Racking up points in the value category is an impressive list of standard features. Even the base SE boasts full-power accessories, S0810954remote keyless entry, three power outlets, 60/40 split-folding rear seat, rearview camera, seven airbags, and a six-speaker audio system with CD player, iPod interface and available satellite radio. By the time you get to the Limited, the standard equipment is really piling up to include Blind Spot Detection System, side mirror-mounted turn-signal indicators, heated leather seats, dual-zone automatic climate control and a seven-speaker audio system with 5-inch color touchscreen.

Adding the extra $5,000 or so to my test Sonata’s bottom line were such goodies as a power panoramic sunroof, Xenon headlights, Navi system with 8-inch touchscreen, Bluetooth connectivity, an infinity-infused surround-sound audio system, heated steering wheel, cooling front seats, smart cruise control, Forward Collision Warning and Lane Departure Warning. A $31,700 bottom line may sound like a lot, but it’s more than reasonable when you distill down all the gear it represents.

41077_1_1Sonata’s update includes a somewhat expanded passenger space. Rear-seat occupants, in particular, have a little more legroom. There’s is sufficient interior room for the EPA to categorize Sonata as a “large” sedan. Moreover, it has more trunk space than many key competitors, such as Honda Accord, Nissan Altima and Ford Fusion.

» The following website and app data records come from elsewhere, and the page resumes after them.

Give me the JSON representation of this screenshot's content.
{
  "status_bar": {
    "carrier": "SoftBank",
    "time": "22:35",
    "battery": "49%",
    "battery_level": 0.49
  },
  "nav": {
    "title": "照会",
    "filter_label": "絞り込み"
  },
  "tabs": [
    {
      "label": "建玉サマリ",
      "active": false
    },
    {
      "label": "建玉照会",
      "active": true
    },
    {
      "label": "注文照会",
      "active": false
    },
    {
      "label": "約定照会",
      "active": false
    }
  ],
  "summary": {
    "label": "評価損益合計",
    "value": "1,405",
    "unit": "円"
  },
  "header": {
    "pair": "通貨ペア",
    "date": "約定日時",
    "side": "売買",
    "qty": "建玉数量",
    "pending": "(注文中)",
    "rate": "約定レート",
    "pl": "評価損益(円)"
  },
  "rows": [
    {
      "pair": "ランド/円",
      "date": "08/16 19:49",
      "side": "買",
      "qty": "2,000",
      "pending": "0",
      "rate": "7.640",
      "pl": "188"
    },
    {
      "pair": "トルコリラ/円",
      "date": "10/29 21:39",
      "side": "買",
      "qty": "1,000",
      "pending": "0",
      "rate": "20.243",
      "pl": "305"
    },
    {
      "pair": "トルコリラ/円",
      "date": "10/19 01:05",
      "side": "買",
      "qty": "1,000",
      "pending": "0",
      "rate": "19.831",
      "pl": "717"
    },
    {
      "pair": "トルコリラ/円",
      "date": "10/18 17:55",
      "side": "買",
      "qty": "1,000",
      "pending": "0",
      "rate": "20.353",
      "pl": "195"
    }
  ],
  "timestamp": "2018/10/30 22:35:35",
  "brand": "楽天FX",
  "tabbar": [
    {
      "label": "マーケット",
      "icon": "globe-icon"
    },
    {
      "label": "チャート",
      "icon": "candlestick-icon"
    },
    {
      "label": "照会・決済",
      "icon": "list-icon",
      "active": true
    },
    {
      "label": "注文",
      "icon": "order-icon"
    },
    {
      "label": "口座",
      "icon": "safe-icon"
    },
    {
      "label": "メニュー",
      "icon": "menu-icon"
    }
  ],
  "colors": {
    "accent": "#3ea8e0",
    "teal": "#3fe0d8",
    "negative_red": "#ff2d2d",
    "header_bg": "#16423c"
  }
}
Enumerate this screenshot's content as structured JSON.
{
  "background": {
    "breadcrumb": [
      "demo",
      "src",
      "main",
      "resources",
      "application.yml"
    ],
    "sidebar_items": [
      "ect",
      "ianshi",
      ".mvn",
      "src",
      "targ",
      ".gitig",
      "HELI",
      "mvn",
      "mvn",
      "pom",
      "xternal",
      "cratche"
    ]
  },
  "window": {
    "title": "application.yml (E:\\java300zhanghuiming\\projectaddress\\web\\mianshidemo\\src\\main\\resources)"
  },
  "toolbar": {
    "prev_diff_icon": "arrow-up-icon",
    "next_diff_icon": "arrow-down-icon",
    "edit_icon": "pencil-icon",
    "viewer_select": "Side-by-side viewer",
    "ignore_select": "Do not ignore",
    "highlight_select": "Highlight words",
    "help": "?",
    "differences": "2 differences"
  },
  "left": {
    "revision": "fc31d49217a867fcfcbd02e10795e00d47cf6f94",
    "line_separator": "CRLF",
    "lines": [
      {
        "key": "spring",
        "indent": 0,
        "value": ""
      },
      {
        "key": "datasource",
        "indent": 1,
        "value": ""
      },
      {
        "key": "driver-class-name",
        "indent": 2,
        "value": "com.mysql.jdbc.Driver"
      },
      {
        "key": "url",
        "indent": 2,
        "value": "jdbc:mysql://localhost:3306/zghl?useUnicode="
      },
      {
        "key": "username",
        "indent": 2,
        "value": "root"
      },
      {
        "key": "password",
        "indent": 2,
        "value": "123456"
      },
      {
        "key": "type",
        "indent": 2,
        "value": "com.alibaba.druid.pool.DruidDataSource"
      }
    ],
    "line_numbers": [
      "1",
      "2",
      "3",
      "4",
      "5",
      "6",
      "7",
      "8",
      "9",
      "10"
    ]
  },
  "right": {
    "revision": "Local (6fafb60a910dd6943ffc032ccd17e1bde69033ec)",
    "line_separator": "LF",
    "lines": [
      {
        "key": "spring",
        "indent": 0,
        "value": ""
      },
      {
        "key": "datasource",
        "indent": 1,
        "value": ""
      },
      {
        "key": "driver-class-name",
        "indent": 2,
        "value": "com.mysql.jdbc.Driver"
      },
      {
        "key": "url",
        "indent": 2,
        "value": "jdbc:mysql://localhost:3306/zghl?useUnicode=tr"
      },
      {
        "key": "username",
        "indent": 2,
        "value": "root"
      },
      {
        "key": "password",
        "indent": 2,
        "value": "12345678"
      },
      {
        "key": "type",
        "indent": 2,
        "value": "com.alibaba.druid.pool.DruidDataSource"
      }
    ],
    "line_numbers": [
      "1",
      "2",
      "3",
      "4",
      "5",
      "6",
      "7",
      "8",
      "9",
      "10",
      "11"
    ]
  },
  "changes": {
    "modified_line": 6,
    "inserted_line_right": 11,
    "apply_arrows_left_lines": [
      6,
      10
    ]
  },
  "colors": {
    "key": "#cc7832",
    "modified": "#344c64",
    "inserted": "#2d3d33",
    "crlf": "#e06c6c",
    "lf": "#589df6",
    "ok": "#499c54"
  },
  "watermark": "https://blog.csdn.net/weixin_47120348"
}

Quiet and comfortable, the cabin also benefits from better materials than previous Sonatas. Interior styling is pleasant and subtle. Uncluttered, the center stack is conveniently arranged with user-friendly controls for key systems. Even its available navigation system is easy to operate without scanning the owner’s manual. Hyundai paid a little extra attention to the size, shape and feel of the steering wheel. Not only does it feel good in a driver’s hands, its beefiness conveys a sense of security.

Except for the Sport 2.0T, Limited 2.0T and the Eco, Sonata employs a 185-horsepower 2.4-liter four-cylinder engine to turn its front wheels. This is roughly the same amount of get-up-and-go as the rivals named above. Sending the 2.0T versions on their way is a 245-horsepower 2-liter turbocharged four-cylinder engine. This engine upgrade accounts for the bulk of the extra cost of the 2.0T over the Limited model. Both engines funnel output through a six-speed, driver-shiftable automatic transmission.

Finally, the Eco draws its go from a 177-horsepower 1.6-liter turbocharged four-cylinder engine paired with a seven-speedS0770945 automatic transmission. This powertrain is the primary difference between the Sport and Eco trims.

As you might expect, the Eco delivers the best fuel economy with an EPA-estimated 32 mpg in combined city/highway driving. This compares to the 2.4L’s 28 mpg and the 2.0L’s 26 mpg.

I was quite satisfied with the 2.4L in my test Sonata. It was responsive in heavier city driving and had plenty of passing acceleration when highway cruising. I’ve driven the 2.0T as well, and its extra oomph is well worth the additional cash outlay.

You don’t just need to be watching your budget to appreciate Sonata with its blend of curb appeal, quiet passenger environment and solid fuel economy. It can run with the best of the midsize segment.